• [Instructions to follow]
Line by line, copy all of the data exactly.

• [Page and application data records]
--

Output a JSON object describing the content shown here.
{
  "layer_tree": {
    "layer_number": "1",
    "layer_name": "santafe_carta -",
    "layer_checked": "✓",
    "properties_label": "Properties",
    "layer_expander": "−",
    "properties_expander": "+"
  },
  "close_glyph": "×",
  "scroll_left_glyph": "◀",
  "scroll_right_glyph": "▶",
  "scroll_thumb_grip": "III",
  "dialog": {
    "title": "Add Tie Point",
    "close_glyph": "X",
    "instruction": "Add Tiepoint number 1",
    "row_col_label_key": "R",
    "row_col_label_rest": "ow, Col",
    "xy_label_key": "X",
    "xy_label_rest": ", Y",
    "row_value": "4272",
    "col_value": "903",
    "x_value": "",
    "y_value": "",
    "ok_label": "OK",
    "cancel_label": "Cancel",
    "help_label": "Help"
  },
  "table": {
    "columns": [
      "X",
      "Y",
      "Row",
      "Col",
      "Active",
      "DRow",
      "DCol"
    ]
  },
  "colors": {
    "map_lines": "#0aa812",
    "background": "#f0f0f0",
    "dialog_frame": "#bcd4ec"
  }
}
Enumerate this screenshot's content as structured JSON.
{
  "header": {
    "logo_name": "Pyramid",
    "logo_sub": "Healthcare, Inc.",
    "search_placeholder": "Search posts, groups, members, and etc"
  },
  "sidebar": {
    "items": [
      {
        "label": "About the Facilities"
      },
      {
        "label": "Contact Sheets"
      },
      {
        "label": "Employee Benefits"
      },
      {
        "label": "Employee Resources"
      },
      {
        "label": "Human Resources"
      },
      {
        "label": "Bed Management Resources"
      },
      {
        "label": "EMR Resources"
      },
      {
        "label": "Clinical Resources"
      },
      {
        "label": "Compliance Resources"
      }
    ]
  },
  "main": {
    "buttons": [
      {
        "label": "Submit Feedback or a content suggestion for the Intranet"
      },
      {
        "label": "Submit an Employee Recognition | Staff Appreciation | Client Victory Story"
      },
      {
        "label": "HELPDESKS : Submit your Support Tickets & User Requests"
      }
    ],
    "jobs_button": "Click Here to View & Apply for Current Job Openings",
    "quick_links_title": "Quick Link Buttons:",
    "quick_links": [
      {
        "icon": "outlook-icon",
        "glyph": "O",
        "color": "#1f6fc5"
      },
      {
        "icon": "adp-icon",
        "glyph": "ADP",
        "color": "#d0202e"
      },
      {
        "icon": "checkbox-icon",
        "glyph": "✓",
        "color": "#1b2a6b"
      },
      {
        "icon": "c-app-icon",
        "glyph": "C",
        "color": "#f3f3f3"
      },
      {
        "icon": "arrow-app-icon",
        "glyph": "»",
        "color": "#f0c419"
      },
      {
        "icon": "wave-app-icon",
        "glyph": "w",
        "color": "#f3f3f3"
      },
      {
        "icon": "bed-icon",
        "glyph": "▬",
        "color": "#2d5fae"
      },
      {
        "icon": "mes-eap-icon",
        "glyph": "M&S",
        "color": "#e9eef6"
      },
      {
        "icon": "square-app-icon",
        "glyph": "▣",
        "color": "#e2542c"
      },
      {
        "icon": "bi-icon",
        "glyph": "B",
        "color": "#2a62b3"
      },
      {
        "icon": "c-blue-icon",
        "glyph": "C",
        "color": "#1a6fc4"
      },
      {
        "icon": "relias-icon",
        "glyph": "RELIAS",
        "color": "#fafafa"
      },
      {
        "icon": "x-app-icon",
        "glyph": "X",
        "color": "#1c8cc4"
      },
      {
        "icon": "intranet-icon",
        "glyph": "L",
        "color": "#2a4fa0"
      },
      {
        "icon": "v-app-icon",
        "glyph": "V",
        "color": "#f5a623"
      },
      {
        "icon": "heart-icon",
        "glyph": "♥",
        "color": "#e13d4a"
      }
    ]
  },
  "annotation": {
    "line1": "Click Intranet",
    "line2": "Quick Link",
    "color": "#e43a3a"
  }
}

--

• [Task output]
Output a JSON object describing the content shown here.
{
  "layer_tree": {
    "layer_number": "1",
    "layer_name": "santafe_carta -",
    "layer_checked": "✓",
    "properties_label": "Properties",
    "layer_expander": "−",
    "properties_expander": "+"
  },
  "close_glyph": "×",
  "scroll_left_glyph": "◀",
  "scroll_right_glyph": "▶",
  "scroll_thumb_grip": "III",
  "dialog": {
    "title": "Add Tie Point",
    "close_glyph": "X",
    "instruction": "Add Tiepoint number 1",
    "row_col_label_key": "R",
    "row_col_label_rest": "ow, Col",
    "xy_label_key": "X",
    "xy_label_rest": ", Y",
    "row_value": "4272",
    "col_value": "903",
    "x_value": "",
    "y_value": "",
    "ok_label": "OK",
    "cancel_label": "Cancel",
    "help_label": "Help"
  },
  "table": {
    "columns": [
      "X",
      "Y",
      "Row",
      "Col",
      "Active",
      "DRow",
      "DCol"
    ]
  },
  "colors": {
    "map_lines": "#0aa812",
    "background": "#f0f0f0",
    "dialog_frame": "#bcd4ec"
  }
}
Enumerate this screenshot's content as structured JSON.
{
  "header": {
    "logo_name": "Pyramid",
    "logo_sub": "Healthcare, Inc.",
    "search_placeholder": "Search posts, groups, members, and etc"
  },
  "sidebar": {
    "items": [
      {
        "label": "About the Facilities"
      },
      {
        "label": "Contact Sheets"
      },
      {
        "label": "Employee Benefits"
      },
      {
        "label": "Employee Resources"
      },
      {
        "label": "Human Resources"
      },
      {
        "label": "Bed Management Resources"
      },
      {
        "label": "EMR Resources"
      },
      {
        "label": "Clinical Resources"
      },
      {
        "label": "Compliance Resources"
      }
    ]
  },
  "main": {
    "buttons": [
      {
        "label": "Submit Feedback or a content suggestion for the Intranet"
      },
      {
        "label": "Submit an Employee Recognition | Staff Appreciation | Client Victory Story"
      },
      {
        "label": "HELPDESKS : Submit your Support Tickets & User Requests"
      }
    ],
    "jobs_button": "Click Here to View & Apply for Current Job Openings",
    "quick_links_title": "Quick Link Buttons:",
    "quick_links": [
      {
        "icon": "outlook-icon",
        "glyph": "O",
        "color": "#1f6fc5"
      },
      {
        "icon": "adp-icon",
        "glyph": "ADP",
        "color": "#d0202e"
      },
      {
        "icon": "checkbox-icon",
        "glyph": "✓",
        "color": "#1b2a6b"
      },
      {
        "icon": "c-app-icon",
        "glyph": "C",
        "color": "#f3f3f3"
      },
      {
        "icon": "arrow-app-icon",
        "glyph": "»",
        "color": "#f0c419"
      },
      {
        "icon": "wave-app-icon",
        "glyph": "w",
        "color": "#f3f3f3"
      },
      {
        "icon": "bed-icon",
        "glyph": "▬",
        "color": "#2d5fae"
      },
      {
        "icon": "mes-eap-icon",
        "glyph": "M&S",
        "color": "#e9eef6"
      },
      {
        "icon": "square-app-icon",
        "glyph": "▣",
        "color": "#e2542c"
      },
      {
        "icon": "bi-icon",
        "glyph": "B",
        "color": "#2a62b3"
      },
      {
        "icon": "c-blue-icon",
        "glyph": "C",
        "color": "#1a6fc4"
      },
      {
        "icon": "relias-icon",
        "glyph": "RELIAS",
        "color": "#fafafa"
      },
      {
        "icon": "x-app-icon",
        "glyph": "X",
        "color": "#1c8cc4"
      },
      {
        "icon": "intranet-icon",
        "glyph": "L",
        "color": "#2a4fa0"
      },
      {
        "icon": "v-app-icon",
        "glyph": "V",
        "color": "#f5a623"
      },
      {
        "icon": "heart-icon",
        "glyph": "♥",
        "color": "#e13d4a"
      }
    ]
  },
  "annotation": {
    "line1": "Click Intranet",
    "line2": "Quick Link",
    "color": "#e43a3a"
  }
}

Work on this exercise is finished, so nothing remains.